Day 61:*

On Thursday I paddled in good weather to Terracina.  For the most part I was not near land, but I did pass right up against Capo Circeo, and it was the beautiful forests, cliffs, and ruined fortifications that turn my happy sunny days into more then just great kayaking, but a fantastic adventure along an old land.
As I made my crossing to Terricina with the sun setting behind me, a couple of motorized coast guard boat pulled up to harass me assure that I was a law abiding boater.  They wanted something from me and I couldn't figure out what it was across the language barrier. They started being nicer when I told them I had kayaked from Barcelona but asked me to wait while they figured out what to do with me.  After a time I told them that the ''Sola finito, io canoa porto.'' And was on my way.  One of the boats rode alongside me for a while, but when I tried to drop back to take advantage of their wake they stopped altogether.  I explained to them that their wake was good for me and they said ''OK'' but didn't start up again.  I continued paddling and they continued alongside me.  Eventually they left me.

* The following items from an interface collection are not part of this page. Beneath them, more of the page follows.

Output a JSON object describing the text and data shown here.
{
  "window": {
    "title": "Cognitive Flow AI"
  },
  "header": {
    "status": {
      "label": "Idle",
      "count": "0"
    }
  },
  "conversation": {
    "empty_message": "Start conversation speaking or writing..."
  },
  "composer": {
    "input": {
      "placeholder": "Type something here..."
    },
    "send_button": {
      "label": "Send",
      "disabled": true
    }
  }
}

I paddled into a busy port that appeared to be at the convergence of at least two cannals.  Lots of big fishing boats were running up and down the lanes, fortunately careful not to run me over.  The seawalls around the water were high, so when I found a ramp up into a shipyard it was a good place to take my boat off the water, and, fenced in, a secure place to leave it.

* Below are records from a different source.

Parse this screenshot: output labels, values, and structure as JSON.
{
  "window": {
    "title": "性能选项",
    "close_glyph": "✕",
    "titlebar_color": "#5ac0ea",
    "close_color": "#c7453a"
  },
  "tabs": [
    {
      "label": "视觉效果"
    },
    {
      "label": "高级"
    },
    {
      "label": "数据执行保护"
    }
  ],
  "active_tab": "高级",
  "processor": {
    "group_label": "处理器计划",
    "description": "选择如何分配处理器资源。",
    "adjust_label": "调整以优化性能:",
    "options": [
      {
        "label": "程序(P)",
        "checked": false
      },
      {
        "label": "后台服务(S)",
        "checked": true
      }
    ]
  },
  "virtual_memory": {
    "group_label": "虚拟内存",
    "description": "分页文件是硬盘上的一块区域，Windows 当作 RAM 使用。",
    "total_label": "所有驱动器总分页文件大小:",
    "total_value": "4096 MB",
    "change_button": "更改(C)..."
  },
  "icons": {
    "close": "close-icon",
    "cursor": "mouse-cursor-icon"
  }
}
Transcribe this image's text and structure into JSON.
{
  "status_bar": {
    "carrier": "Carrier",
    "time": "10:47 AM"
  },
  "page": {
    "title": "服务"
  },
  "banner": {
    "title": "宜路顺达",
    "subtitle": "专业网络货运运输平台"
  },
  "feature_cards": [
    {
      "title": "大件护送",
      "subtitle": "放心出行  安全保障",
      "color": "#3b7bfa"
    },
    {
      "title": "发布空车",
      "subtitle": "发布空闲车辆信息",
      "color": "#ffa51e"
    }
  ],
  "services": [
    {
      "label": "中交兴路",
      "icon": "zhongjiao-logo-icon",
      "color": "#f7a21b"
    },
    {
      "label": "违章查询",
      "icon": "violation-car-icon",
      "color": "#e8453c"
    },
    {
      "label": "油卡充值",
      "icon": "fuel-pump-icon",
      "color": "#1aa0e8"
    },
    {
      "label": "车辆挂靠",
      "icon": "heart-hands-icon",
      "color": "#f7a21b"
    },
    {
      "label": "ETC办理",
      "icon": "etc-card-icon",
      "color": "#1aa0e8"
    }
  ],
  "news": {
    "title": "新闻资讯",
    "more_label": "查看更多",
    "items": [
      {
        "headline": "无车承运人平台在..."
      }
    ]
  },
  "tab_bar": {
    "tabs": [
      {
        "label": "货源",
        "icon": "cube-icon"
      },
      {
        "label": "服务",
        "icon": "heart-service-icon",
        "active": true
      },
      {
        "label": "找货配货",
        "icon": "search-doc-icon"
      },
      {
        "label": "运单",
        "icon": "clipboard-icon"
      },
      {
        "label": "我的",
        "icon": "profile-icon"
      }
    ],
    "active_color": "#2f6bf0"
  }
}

A coast guard officer found me there as I was unpacking and told me it was private property and I could not stay there.

''Could I speak to the owner?  Maybe I could get permission.''

I expected him to say no. ''One moment.''  The Coast Gaurdian left and came back with the owner.  Yes I could stay there overnight with my kayak, ''If anything is wrong, then I will kill you.''

''Nothing will be wrong.'' I told him confidently, but I was scared.  Later he came back and introduced me to the night security guard and said that if I needed anything then I should speak to him.  He also let me into a big yacht that was being repaired, and had a comfy couch that I could sleep on.  The security gaurd woke me up at around 8:30pm with some hot rice, but I told him that I needed to sleep.

Day 62:

On Friday I paddled to Scouri.  It was another sunny day, and in the afternoon I enjoyed a wonderful tailwind.  There were a number of sea caves more than large enough for me to lose time exploring, but I passed them by to arrive as early as possible before the approaching Sabbath.  I did get in one small one though.  Paddling into sea caves is awesome, it was my third so far.

I passed near a giant castle with lots of turrets.  Aparently this area was involved in lots of fighting with turkey back in the 1400's.

In Scouri there was a large group of people waiting to meet me.  There was wine and cakes.  I met the mayor and was interviewed by two news crews.  No I'm not making this up.

For the Sabbath I was in a hotel that the Lega Navli here was happy to cover for me.  I spent the afternoon with some of my hosts walking around a park just outside of the city.  I have stayed in many places and here, as in a few others, their kindness is overwhelming.

* I am told Day 60 is still in the bowels of Dov's damaged computer. ~ ed.

Another Kind of Repairs

Dear Friends,
I apologize for the recent dearth of posts.  Though I would like to blame my editor, since he puts up with it,* the reason is because my computer broke.  I think somebody may have stepped on it while I wasn't looking.  Some posts will be lost until I can rescue the contents of my hard drive, if they are still good, and will probably appear in my book along with other material that was too wild or scandalous to put on the internet.
I hope to do some writing tonight and again when I reach Naples, if all goes well, on Tuesday.  As my trip wraps up I would like to express genuine and heartfelt honor at the time you have spent reading my words.  Please, read my last few adventures and thoughts in the upcoming week or two, and then go on your own awesome adventures.  When you get back, buy my book if it's out.
All the best,

* It wouldn't be funny.  Your mother has been calling me. ~ ed.